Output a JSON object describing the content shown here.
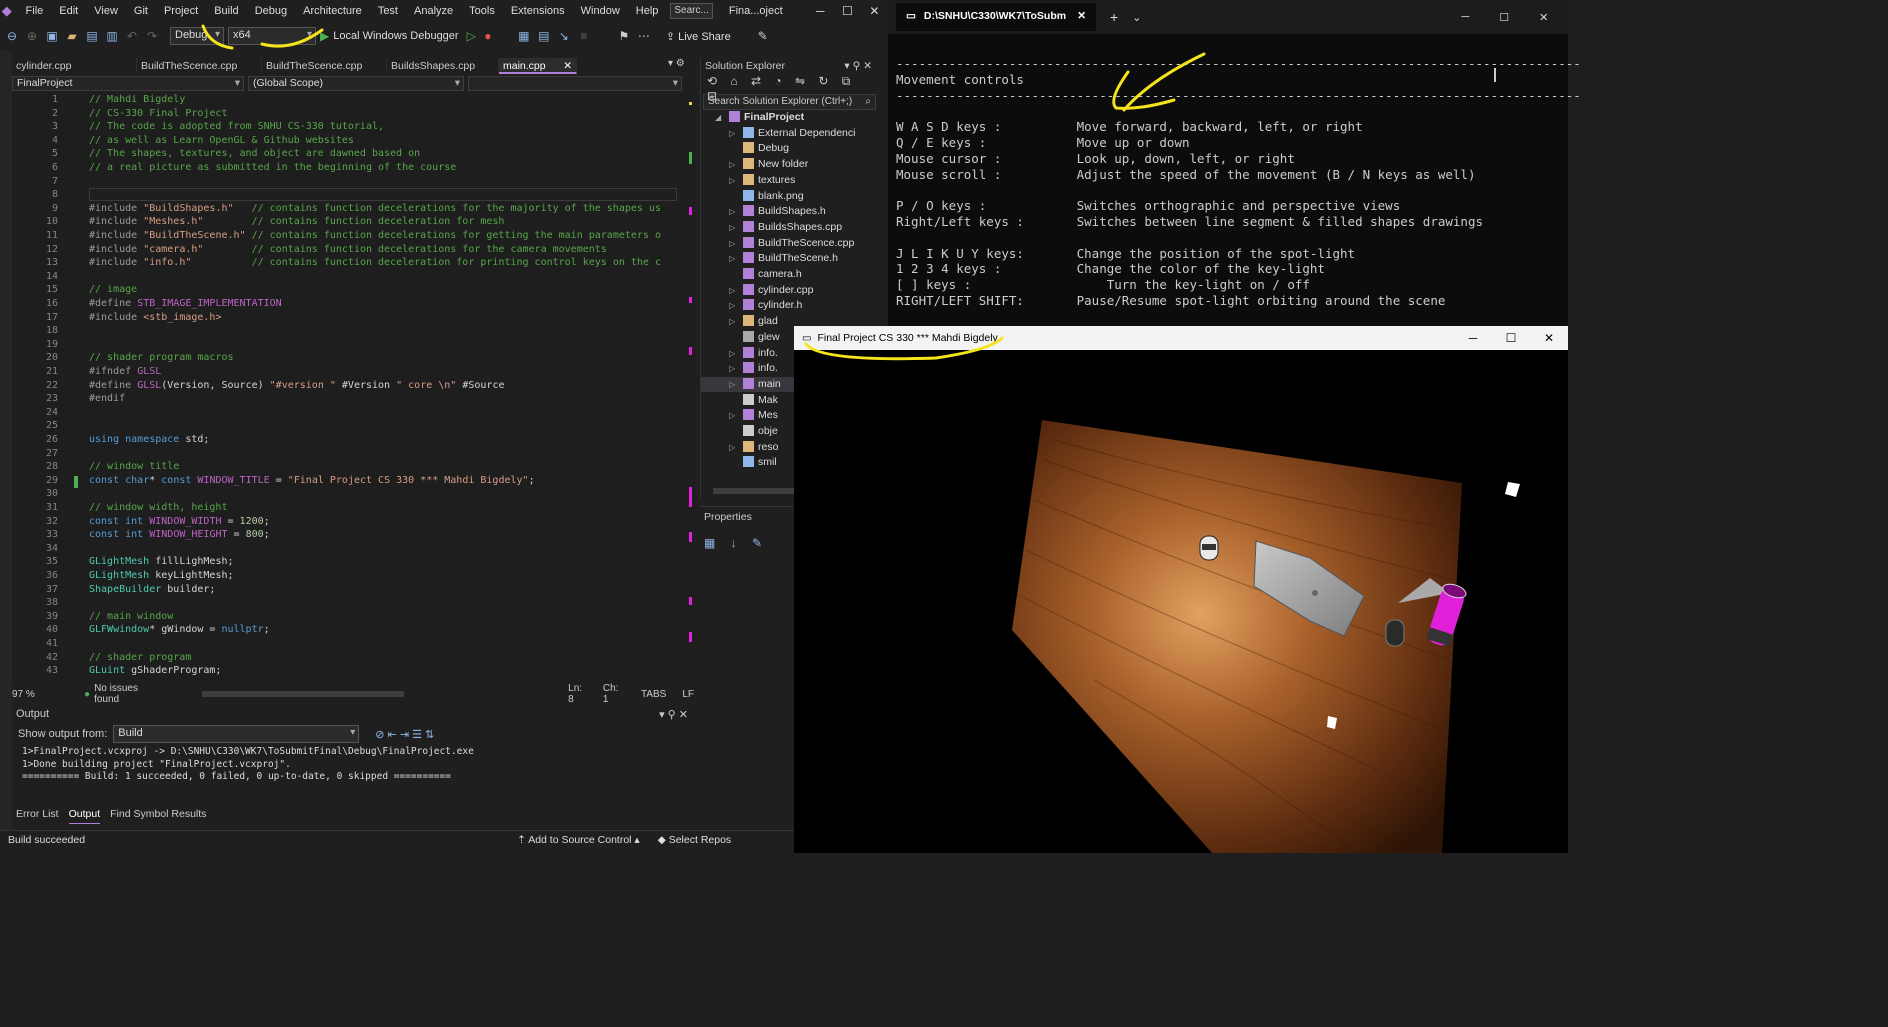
{
  "vs": {
    "menu": [
      "File",
      "Edit",
      "View",
      "Git",
      "Project",
      "Build",
      "Debug",
      "Architecture",
      "Test",
      "Analyze",
      "Tools",
      "Extensions",
      "Window",
      "Help"
    ],
    "search": "Searc...",
    "title": "Fina...oject",
    "config": "Debug",
    "platform": "x64",
    "debugger": "Local Windows Debugger",
    "liveshare": "Live Share",
    "tabs": [
      "cylinder.cpp",
      "BuildTheScence.cpp",
      "BuildTheScence.cpp",
      "BuildsShapes.cpp",
      "main.cpp"
    ],
    "nav_project": "FinalProject",
    "nav_scope": "(Global Scope)",
    "zoom": "97 %",
    "issues": "No issues found",
    "ln": "Ln: 8",
    "ch": "Ch: 1",
    "tabs_mode": "TABS",
    "eol": "LF",
    "output_title": "Output",
    "output_from_label": "Show output from:",
    "output_from": "Build",
    "output_lines": [
      "1>FinalProject.vcxproj -> D:\\SNHU\\C330\\WK7\\ToSubmitFinal\\Debug\\FinalProject.exe",
      "1>Done building project \"FinalProject.vcxproj\".",
      "========== Build: 1 succeeded, 0 failed, 0 up-to-date, 0 skipped =========="
    ],
    "bottom_tabs": [
      "Error List",
      "Output",
      "Find Symbol Results"
    ],
    "status": "Build succeeded",
    "add_source": "Add to Source Control",
    "select_repo": "Select Repos",
    "solution_explorer": "Solution Explorer",
    "se_search": "Search Solution Explorer (Ctrl+;)",
    "se_items": [
      "FinalProject",
      "External Dependenci",
      "Debug",
      "New folder",
      "textures",
      "blank.png",
      "BuildShapes.h",
      "BuildsShapes.cpp",
      "BuildTheScence.cpp",
      "BuildTheScene.h",
      "camera.h",
      "cylinder.cpp",
      "cylinder.h",
      "glad",
      "glew",
      "info.",
      "info.",
      "main",
      "Mak",
      "Mes",
      "obje",
      "reso",
      "smil"
    ],
    "properties": "Properties"
  },
  "code": [
    "// Mahdi Bigdely",
    "// CS-330 Final Project",
    "// The code is adopted from SNHU CS-330 tutorial,",
    "// as well as Learn OpenGL & Github websites",
    "// The shapes, textures, and object are dawned based on",
    "// a real picture as submitted in the beginning of the course",
    "",
    "",
    "#include \"BuildShapes.h\"   // contains function decelerations for the majority of the shapes us",
    "#include \"Meshes.h\"        // contains function deceleration for mesh",
    "#include \"BuildTheScene.h\" // contains function decelerations for getting the main parameters o",
    "#include \"camera.h\"        // contains function decelerations for the camera movements",
    "#include \"info.h\"          // contains function deceleration for printing control keys on the c",
    "",
    "// image",
    "#define STB_IMAGE_IMPLEMENTATION",
    "#include <stb_image.h>",
    "",
    "",
    "// shader program macros",
    "#ifndef GLSL",
    "#define GLSL(Version, Source) \"#version \" #Version \" core \\n\" #Source",
    "#endif",
    "",
    "",
    "using namespace std;",
    "",
    "// window title",
    "const char* const WINDOW_TITLE = \"Final Project CS 330 *** Mahdi Bigdely\";",
    "",
    "// window width, height",
    "const int WINDOW_WIDTH = 1200;",
    "const int WINDOW_HEIGHT = 800;",
    "",
    "GLightMesh fillLighMesh;",
    "GLightMesh keyLightMesh;",
    "ShapeBuilder builder;",
    "",
    "// main window",
    "GLFWwindow* gWindow = nullptr;",
    "",
    "// shader program",
    "GLuint gShaderProgram;"
  ],
  "terminal": {
    "tab_title": "D:\\SNHU\\C330\\WK7\\ToSubm",
    "separator": "-------------------------------------------------------------------------------------------",
    "heading": "Movement controls",
    "rows": [
      [
        "W A S D keys :",
        "Move forward, backward, left, or right"
      ],
      [
        "Q / E keys :",
        "Move up or down"
      ],
      [
        "Mouse cursor :",
        "Look up, down, left, or right"
      ],
      [
        "Mouse scroll :",
        "Adjust the speed of the movement (B / N keys as well)"
      ],
      [
        "",
        ""
      ],
      [
        "P / O keys :",
        "Switches orthographic and perspective views"
      ],
      [
        "Right/Left keys :",
        "Switches between line segment & filled shapes drawings"
      ],
      [
        "",
        ""
      ],
      [
        "J L I K U Y keys:",
        "Change the position of the spot-light"
      ],
      [
        "1 2 3 4 keys :",
        "Change the color of the key-light"
      ],
      [
        "[ ] keys :",
        "    Turn the key-light on / off"
      ],
      [
        "RIGHT/LEFT SHIFT:",
        "Pause/Resume spot-light orbiting around the scene"
      ]
    ]
  },
  "game": {
    "title": "Final Project CS 330 *** Mahdi Bigdely"
  },
  "colors": {
    "accent": "#b180d7",
    "annotation": "#f5e31b",
    "magenta_obj": "#e020d8"
  }
}
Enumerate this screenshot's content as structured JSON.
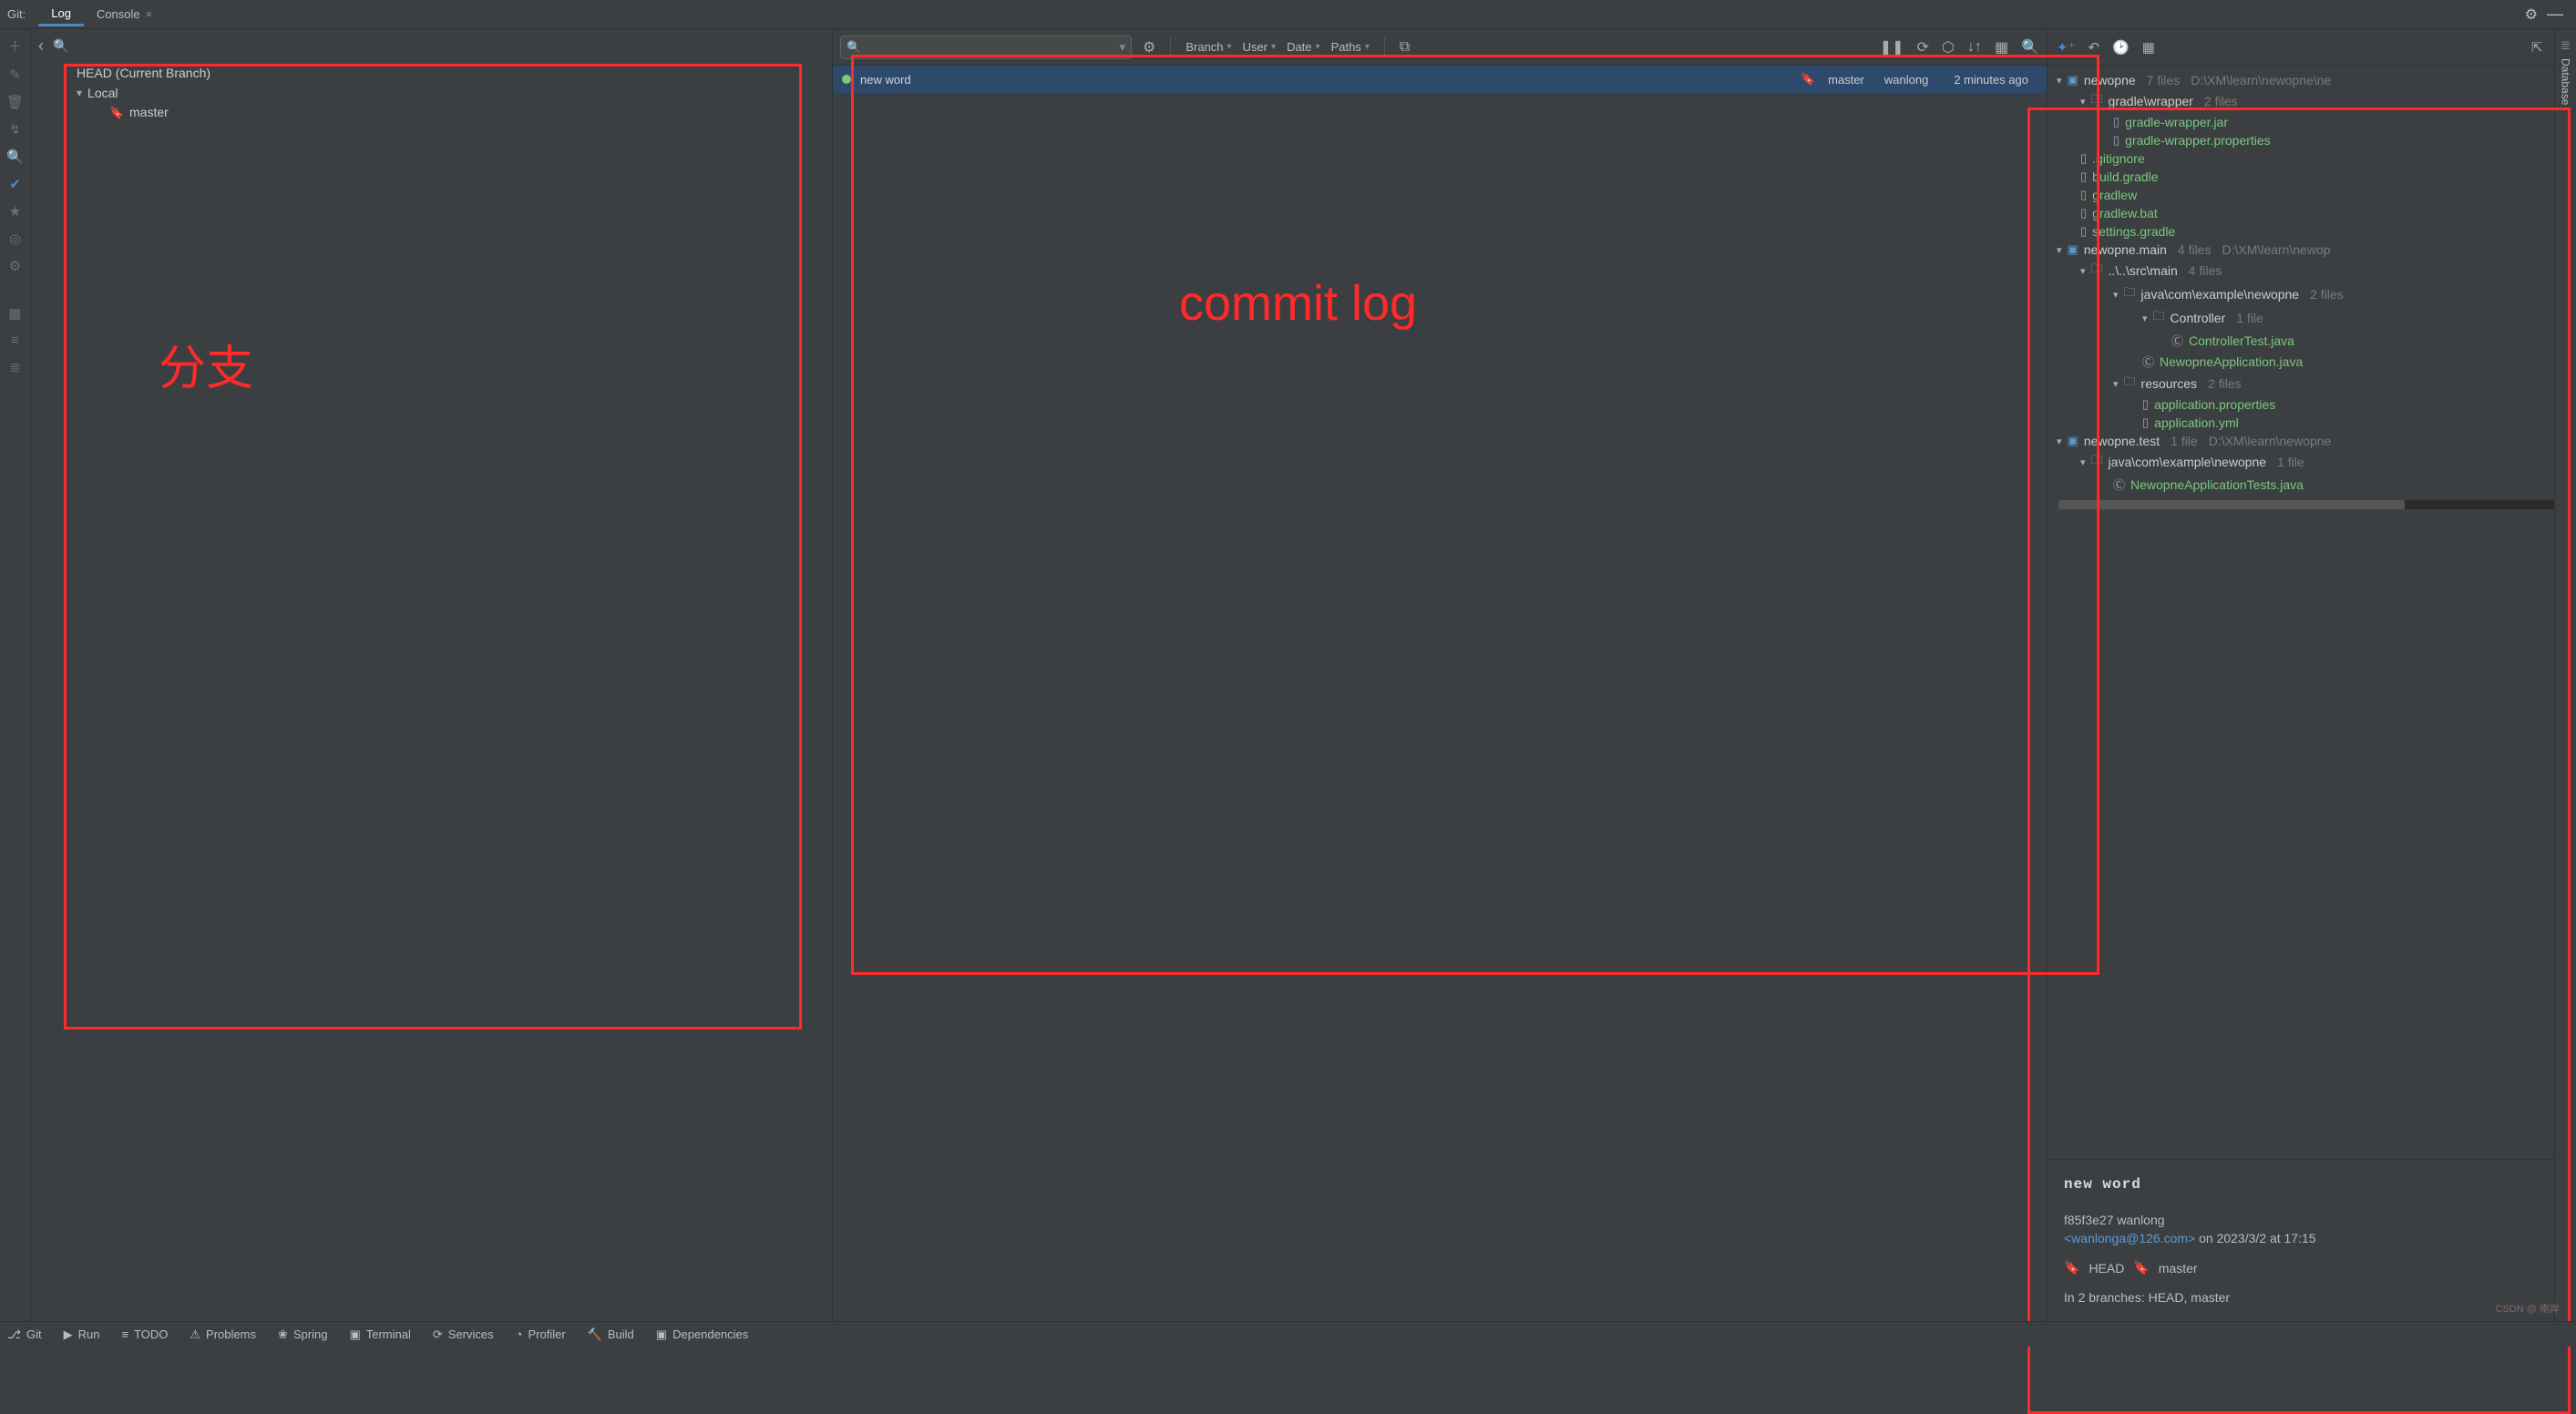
{
  "top": {
    "label": "Git:",
    "tabs": [
      {
        "label": "Log",
        "active": true
      },
      {
        "label": "Console",
        "active": false
      }
    ]
  },
  "branches": {
    "head": "HEAD (Current Branch)",
    "local_label": "Local",
    "items": [
      {
        "name": "master"
      }
    ]
  },
  "annotations": {
    "left": "分支",
    "middle": "commit   log"
  },
  "commits_toolbar": {
    "search_placeholder": "",
    "filters": {
      "branch": "Branch",
      "user": "User",
      "date": "Date",
      "paths": "Paths"
    }
  },
  "commits": [
    {
      "message": "new   word",
      "branch": "master",
      "author": "wanlong",
      "time": "2 minutes ago"
    }
  ],
  "right_tree": {
    "roots": [
      {
        "name": "newopne",
        "meta_files": "7 files",
        "path": "D:\\XM\\learn\\newopne\\ne",
        "children": [
          {
            "name": "gradle\\wrapper",
            "meta_files": "2 files",
            "files": [
              {
                "name": "gradle-wrapper.jar"
              },
              {
                "name": "gradle-wrapper.properties"
              }
            ]
          }
        ],
        "files": [
          {
            "name": ".gitignore"
          },
          {
            "name": "build.gradle"
          },
          {
            "name": "gradlew"
          },
          {
            "name": "gradlew.bat"
          },
          {
            "name": "settings.gradle"
          }
        ]
      },
      {
        "name": "newopne.main",
        "meta_files": "4 files",
        "path": "D:\\XM\\learn\\newop",
        "children": [
          {
            "name": "..\\..\\src\\main",
            "meta_files": "4 files",
            "children": [
              {
                "name": "java\\com\\example\\newopne",
                "meta_files": "2 files",
                "children": [
                  {
                    "name": "Controller",
                    "meta_files": "1 file",
                    "files": [
                      {
                        "name": "ControllerTest.java"
                      }
                    ]
                  }
                ],
                "files": [
                  {
                    "name": "NewopneApplication.java"
                  }
                ]
              },
              {
                "name": "resources",
                "meta_files": "2 files",
                "files": [
                  {
                    "name": "application.properties"
                  },
                  {
                    "name": "application.yml"
                  }
                ]
              }
            ]
          }
        ]
      },
      {
        "name": "newopne.test",
        "meta_files": "1 file",
        "path": "D:\\XM\\learn\\newopne",
        "children": [
          {
            "name": "java\\com\\example\\newopne",
            "meta_files": "1 file",
            "files": [
              {
                "name": "NewopneApplicationTests.java"
              }
            ]
          }
        ]
      }
    ]
  },
  "commit_detail": {
    "title": "new   word",
    "hash": "f85f3e27",
    "author": "wanlong",
    "email": "<wanlonga@126.com>",
    "date_prefix": "on",
    "date": "2023/3/2 at 17:15",
    "tag_head": "HEAD",
    "tag_master": "master",
    "branches_line": "In 2 branches: HEAD, master"
  },
  "right_edge": {
    "label1": "Database"
  },
  "status": {
    "items": [
      {
        "label": "Git"
      },
      {
        "label": "Run"
      },
      {
        "label": "TODO"
      },
      {
        "label": "Problems"
      },
      {
        "label": "Spring"
      },
      {
        "label": "Terminal"
      },
      {
        "label": "Services"
      },
      {
        "label": "Profiler"
      },
      {
        "label": "Build"
      },
      {
        "label": "Dependencies"
      }
    ]
  },
  "watermark": "CSDN @ 南岸"
}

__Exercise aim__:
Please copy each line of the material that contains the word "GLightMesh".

__Exercise result__:
    "GLightMesh fillLighMesh;",
    "GLightMesh keyLightMesh;",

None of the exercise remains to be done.